Silver Linings Playbook


No matter how hard one might resist, it’s nearly impossible not to fall head over heels for Silver Linings Playbook, the most charming film about mental illness you’re likely to come across. In dealing with such a tricky and sensitive subject matter, it balances the line between comedy and drama, never fully committing to one tone over the other for any long stretch. Thankfully, writer-director David O. Russell, still fresh from his career resurrection 2010’s The Fighter provided, masterfully blends the two together in the greatest outing of his career.

Certainly the writing is a strong suit, yet Silver Linings greatest asset is its casting, and boy do they deliver. Hands down, this is the best-acted film of the year. Bradley Cooper, who I’ve never thought highly of and feared he was gravely miscast when the project was first announced, is nothing short of a revelation. For once, he’s not playing a douche, instead bringing to light the honest conflict of a man trying to stay on the positive side of a midlife crisis amid frequent outbursts brought on by a bipolar disorder. It’s a career-redefining performance.

On the other side is Jennifer Lawrence, who unlike Cooper I’ve always been impressed by her acting ability, and once again she raises the bar to a new personal height. She’s just as mentally unstable as Cooper’s character, the two really are quite the perfect match despite the age difference, combining the backbone that earned her an Oscar nomination for Winter’s Bone with a sharp talker wit and haughty, take-no-prisoners attitude, the likes of which she hasn’t really shown onscreen before. Both are locks for plenty of awards attention, with Lawrence a decent shot at winning Best Actress.

Then, as if proving Cooper is actually a legitimate actor wasn’t enough, Russell does more of the unthinkable – gets the least annoying performance of Chris Tucker’s career, in the comedian’s first non Rush Hour role in over a decade, and an emotionally resonant turn from Robert De Niro, easily his best and most serious work in probably just as long. The rest of the supporting players are fantastic as well and do a great job at providing an authentic Philly flavor.

At its core, Silver Linings Playbook could be considered a romantic comedy, as the feel good ending seemingly betrays. However, hardly any of it plays out or seems to live in the trappings of the genre, and the touching moments it does have all feel deservedly earned. The way Russell captures the different relationships and issues between the characters, giving the audience people to genuinely root for and care about in a non-sappy way, is an accomplishment that cannot be understated.

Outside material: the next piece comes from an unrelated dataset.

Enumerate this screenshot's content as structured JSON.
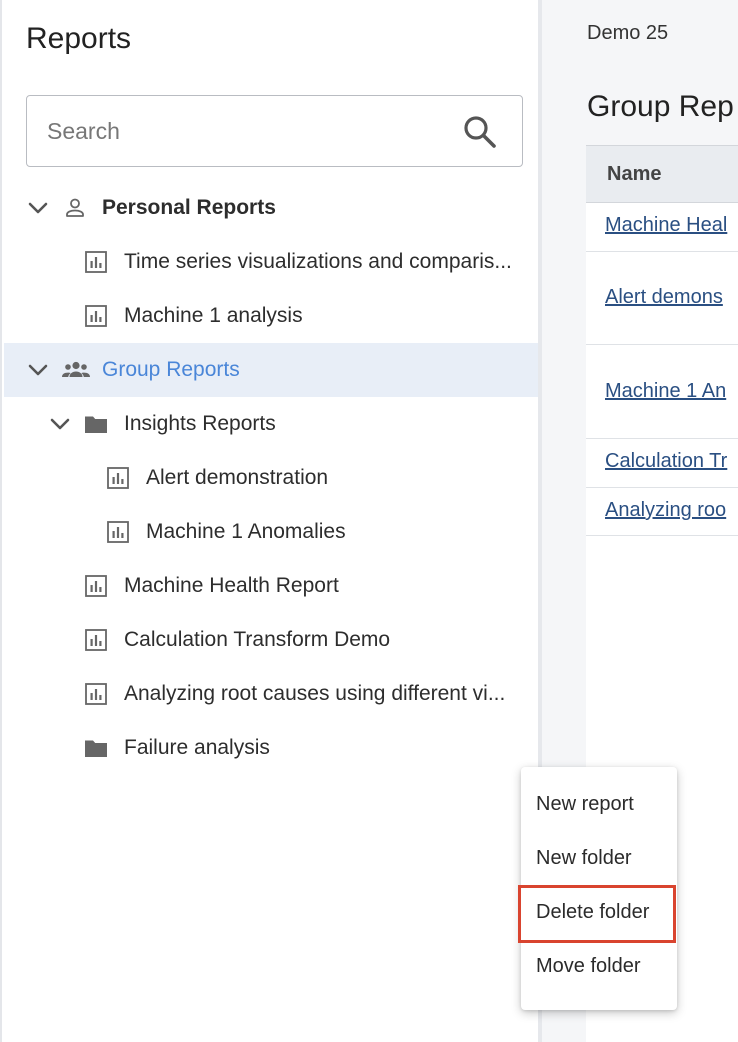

The film has already garnered an incredible reaction amongst the festival circuit, winning the prestigious People’s Choice Award at Toronto, an honor recent Best Picture winners Slumdog Millionaire and The King’s Speech also took home, and is without a doubt one of 2012’s absolute finest offerings. I, for one, will be cheering for Oscar gold come awards night.